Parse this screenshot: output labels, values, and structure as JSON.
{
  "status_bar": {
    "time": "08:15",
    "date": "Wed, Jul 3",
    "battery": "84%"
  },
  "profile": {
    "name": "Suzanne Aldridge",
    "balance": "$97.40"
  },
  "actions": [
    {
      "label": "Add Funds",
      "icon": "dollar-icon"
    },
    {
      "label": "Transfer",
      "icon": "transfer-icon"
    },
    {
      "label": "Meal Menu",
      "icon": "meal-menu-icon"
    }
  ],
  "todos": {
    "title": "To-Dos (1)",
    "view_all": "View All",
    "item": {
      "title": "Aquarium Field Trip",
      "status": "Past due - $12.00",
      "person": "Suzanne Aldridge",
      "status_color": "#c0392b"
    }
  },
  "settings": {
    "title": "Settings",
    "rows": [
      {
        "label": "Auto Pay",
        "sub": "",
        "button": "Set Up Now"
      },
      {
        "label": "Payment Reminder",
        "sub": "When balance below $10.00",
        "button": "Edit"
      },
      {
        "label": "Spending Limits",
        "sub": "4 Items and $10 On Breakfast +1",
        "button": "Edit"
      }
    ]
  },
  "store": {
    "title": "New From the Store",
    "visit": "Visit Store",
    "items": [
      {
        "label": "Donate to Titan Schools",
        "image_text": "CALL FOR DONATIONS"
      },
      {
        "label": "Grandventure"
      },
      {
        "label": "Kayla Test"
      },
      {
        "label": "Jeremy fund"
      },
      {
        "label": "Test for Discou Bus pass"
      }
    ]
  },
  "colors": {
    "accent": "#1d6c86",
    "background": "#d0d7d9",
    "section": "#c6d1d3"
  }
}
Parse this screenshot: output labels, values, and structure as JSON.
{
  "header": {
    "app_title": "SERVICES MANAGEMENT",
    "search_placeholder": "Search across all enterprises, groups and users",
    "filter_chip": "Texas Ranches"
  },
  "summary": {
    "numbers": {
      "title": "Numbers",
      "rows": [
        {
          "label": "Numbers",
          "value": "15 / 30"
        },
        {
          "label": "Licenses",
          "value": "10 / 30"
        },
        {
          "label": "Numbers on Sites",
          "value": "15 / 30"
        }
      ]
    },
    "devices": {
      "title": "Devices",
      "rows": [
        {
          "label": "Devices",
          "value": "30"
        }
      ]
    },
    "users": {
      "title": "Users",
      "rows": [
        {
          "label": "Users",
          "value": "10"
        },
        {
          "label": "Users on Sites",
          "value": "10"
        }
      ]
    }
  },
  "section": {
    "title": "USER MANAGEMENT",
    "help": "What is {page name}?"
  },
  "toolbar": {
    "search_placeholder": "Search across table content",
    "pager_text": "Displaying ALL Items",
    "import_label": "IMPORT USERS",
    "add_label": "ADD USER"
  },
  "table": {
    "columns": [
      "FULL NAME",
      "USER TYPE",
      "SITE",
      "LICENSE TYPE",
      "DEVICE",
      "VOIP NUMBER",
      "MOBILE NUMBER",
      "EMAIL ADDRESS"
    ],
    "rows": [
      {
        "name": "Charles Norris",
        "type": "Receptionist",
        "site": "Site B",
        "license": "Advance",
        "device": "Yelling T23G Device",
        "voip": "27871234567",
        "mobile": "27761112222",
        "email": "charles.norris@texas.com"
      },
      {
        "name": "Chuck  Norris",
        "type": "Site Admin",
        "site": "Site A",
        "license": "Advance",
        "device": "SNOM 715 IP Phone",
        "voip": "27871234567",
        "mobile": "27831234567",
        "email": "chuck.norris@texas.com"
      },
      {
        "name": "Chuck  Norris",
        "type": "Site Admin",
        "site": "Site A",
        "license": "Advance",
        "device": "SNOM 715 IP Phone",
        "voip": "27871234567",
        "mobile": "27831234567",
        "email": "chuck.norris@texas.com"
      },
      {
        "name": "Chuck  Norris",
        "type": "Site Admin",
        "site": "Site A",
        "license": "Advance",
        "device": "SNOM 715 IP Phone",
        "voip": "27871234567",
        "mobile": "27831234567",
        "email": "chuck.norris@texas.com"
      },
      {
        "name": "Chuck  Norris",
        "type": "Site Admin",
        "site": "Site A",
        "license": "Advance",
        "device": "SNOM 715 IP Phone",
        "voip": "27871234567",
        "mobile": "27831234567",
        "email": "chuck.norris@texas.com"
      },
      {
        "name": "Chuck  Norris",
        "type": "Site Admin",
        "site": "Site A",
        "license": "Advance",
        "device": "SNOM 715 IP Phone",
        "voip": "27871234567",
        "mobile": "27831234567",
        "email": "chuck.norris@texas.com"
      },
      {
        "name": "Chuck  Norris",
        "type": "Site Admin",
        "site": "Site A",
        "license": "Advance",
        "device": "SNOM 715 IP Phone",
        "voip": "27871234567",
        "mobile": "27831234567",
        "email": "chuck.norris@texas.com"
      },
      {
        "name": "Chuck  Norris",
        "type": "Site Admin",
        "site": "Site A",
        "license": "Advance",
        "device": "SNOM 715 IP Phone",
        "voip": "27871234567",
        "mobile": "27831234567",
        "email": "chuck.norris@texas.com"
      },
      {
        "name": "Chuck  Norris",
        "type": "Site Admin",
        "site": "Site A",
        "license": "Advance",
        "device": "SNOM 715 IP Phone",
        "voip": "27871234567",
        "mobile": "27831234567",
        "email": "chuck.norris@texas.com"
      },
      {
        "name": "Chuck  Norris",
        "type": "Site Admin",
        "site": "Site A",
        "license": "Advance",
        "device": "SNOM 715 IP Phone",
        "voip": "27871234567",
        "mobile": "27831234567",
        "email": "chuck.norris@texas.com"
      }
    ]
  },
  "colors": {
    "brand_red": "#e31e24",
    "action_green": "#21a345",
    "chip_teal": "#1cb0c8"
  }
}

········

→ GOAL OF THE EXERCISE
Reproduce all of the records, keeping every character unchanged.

→ SOLUTION FOR THIS PROBLEM
Parse this screenshot: output labels, values, and structure as JSON.
{
  "status_bar": {
    "time": "08:15",
    "date": "Wed, Jul 3",
    "battery": "84%"
  },
  "profile": {
    "name": "Suzanne Aldridge",
    "balance": "$97.40"
  },
  "actions": [
    {
      "label": "Add Funds",
      "icon": "dollar-icon"
    },
    {
      "label": "Transfer",
      "icon": "transfer-icon"
    },
    {
      "label": "Meal Menu",
      "icon": "meal-menu-icon"
    }
  ],
  "todos": {
    "title": "To-Dos (1)",
    "view_all": "View All",
    "item": {
      "title": "Aquarium Field Trip",
      "status": "Past due - $12.00",
      "person": "Suzanne Aldridge",
      "status_color": "#c0392b"
    }
  },
  "settings": {
    "title": "Settings",
    "rows": [
      {
        "label": "Auto Pay",
        "sub": "",
        "button": "Set Up Now"
      },
      {
        "label": "Payment Reminder",
        "sub": "When balance below $10.00",
        "button": "Edit"
      },
      {
        "label": "Spending Limits",
        "sub": "4 Items and $10 On Breakfast +1",
        "button": "Edit"
      }
    ]
  },
  "store": {
    "title": "New From the Store",
    "visit": "Visit Store",
    "items": [
      {
        "label": "Donate to Titan Schools",
        "image_text": "CALL FOR DONATIONS"
      },
      {
        "label": "Grandventure"
      },
      {
        "label": "Kayla Test"
      },
      {
        "label": "Jeremy fund"
      },
      {
        "label": "Test for Discou Bus pass"
      }
    ]
  },
  "colors": {
    "accent": "#1d6c86",
    "background": "#d0d7d9",
    "section": "#c6d1d3"
  }
}
Parse this screenshot: output labels, values, and structure as JSON.
{
  "header": {
    "app_title": "SERVICES MANAGEMENT",
    "search_placeholder": "Search across all enterprises, groups and users",
    "filter_chip": "Texas Ranches"
  },
  "summary": {
    "numbers": {
      "title": "Numbers",
      "rows": [
        {
          "label": "Numbers",
          "value": "15 / 30"
        },
        {
          "label": "Licenses",
          "value": "10 / 30"
        },
        {
          "label": "Numbers on Sites",
          "value": "15 / 30"
        }
      ]
    },
    "devices": {
      "title": "Devices",
      "rows": [
        {
          "label": "Devices",
          "value": "30"
        }
      ]
    },
    "users": {
      "title": "Users",
      "rows": [
        {
          "label": "Users",
          "value": "10"
        },
        {
          "label": "Users on Sites",
          "value": "10"
        }
      ]
    }
  },
  "section": {
    "title": "USER MANAGEMENT",
    "help": "What is {page name}?"
  },
  "toolbar": {
    "search_placeholder": "Search across table content",
    "pager_text": "Displaying ALL Items",
    "import_label": "IMPORT USERS",
    "add_label": "ADD USER"
  },
  "table": {
    "columns": [
      "FULL NAME",
      "USER TYPE",
      "SITE",
      "LICENSE TYPE",
      "DEVICE",
      "VOIP NUMBER",
      "MOBILE NUMBER",
      "EMAIL ADDRESS"
    ],
    "rows": [
      {
        "name": "Charles Norris",
        "type": "Receptionist",
        "site": "Site B",
        "license": "Advance",
        "device": "Yelling T23G Device",
        "voip": "27871234567",
        "mobile": "27761112222",
        "email": "charles.norris@texas.com"
      },
      {
        "name": "Chuck  Norris",
        "type": "Site Admin",
        "site": "Site A",
        "license": "Advance",
        "device": "SNOM 715 IP Phone",
        "voip": "27871234567",
        "mobile": "27831234567",
        "email": "chuck.norris@texas.com"
      },
      {
        "name": "Chuck  Norris",
        "type": "Site Admin",
        "site": "Site A",
        "license": "Advance",
        "device": "SNOM 715 IP Phone",
        "voip": "27871234567",
        "mobile": "27831234567",
        "email": "chuck.norris@texas.com"
      },
      {
        "name": "Chuck  Norris",
        "type": "Site Admin",
        "site": "Site A",
        "license": "Advance",
        "device": "SNOM 715 IP Phone",
        "voip": "27871234567",
        "mobile": "27831234567",
        "email": "chuck.norris@texas.com"
      },
      {
        "name": "Chuck  Norris",
        "type": "Site Admin",
        "site": "Site A",
        "license": "Advance",
        "device": "SNOM 715 IP Phone",
        "voip": "27871234567",
        "mobile": "27831234567",
        "email": "chuck.norris@texas.com"
      },
      {
        "name": "Chuck  Norris",
        "type": "Site Admin",
        "site": "Site A",
        "license": "Advance",
        "device": "SNOM 715 IP Phone",
        "voip": "27871234567",
        "mobile": "27831234567",
        "email": "chuck.norris@texas.com"
      },
      {
        "name": "Chuck  Norris",
        "type": "Site Admin",
        "site": "Site A",
        "license": "Advance",
        "device": "SNOM 715 IP Phone",
        "voip": "27871234567",
        "mobile": "27831234567",
        "email": "chuck.norris@texas.com"
      },
      {
        "name": "Chuck  Norris",
        "type": "Site Admin",
        "site": "Site A",
        "license": "Advance",
        "device": "SNOM 715 IP Phone",
        "voip": "27871234567",
        "mobile": "27831234567",
        "email": "chuck.norris@texas.com"
      },
      {
        "name": "Chuck  Norris",
        "type": "Site Admin",
        "site": "Site A",
        "license": "Advance",
        "device": "SNOM 715 IP Phone",
        "voip": "27871234567",
        "mobile": "27831234567",
        "email": "chuck.norris@texas.com"
      },
      {
        "name": "Chuck  Norris",
        "type": "Site Admin",
        "site": "Site A",
        "license": "Advance",
        "device": "SNOM 715 IP Phone",
        "voip": "27871234567",
        "mobile": "27831234567",
        "email": "chuck.norris@texas.com"
      }
    ]
  },
  "colors": {
    "brand_red": "#e31e24",
    "action_green": "#21a345",
    "chip_teal": "#1cb0c8"
  }
}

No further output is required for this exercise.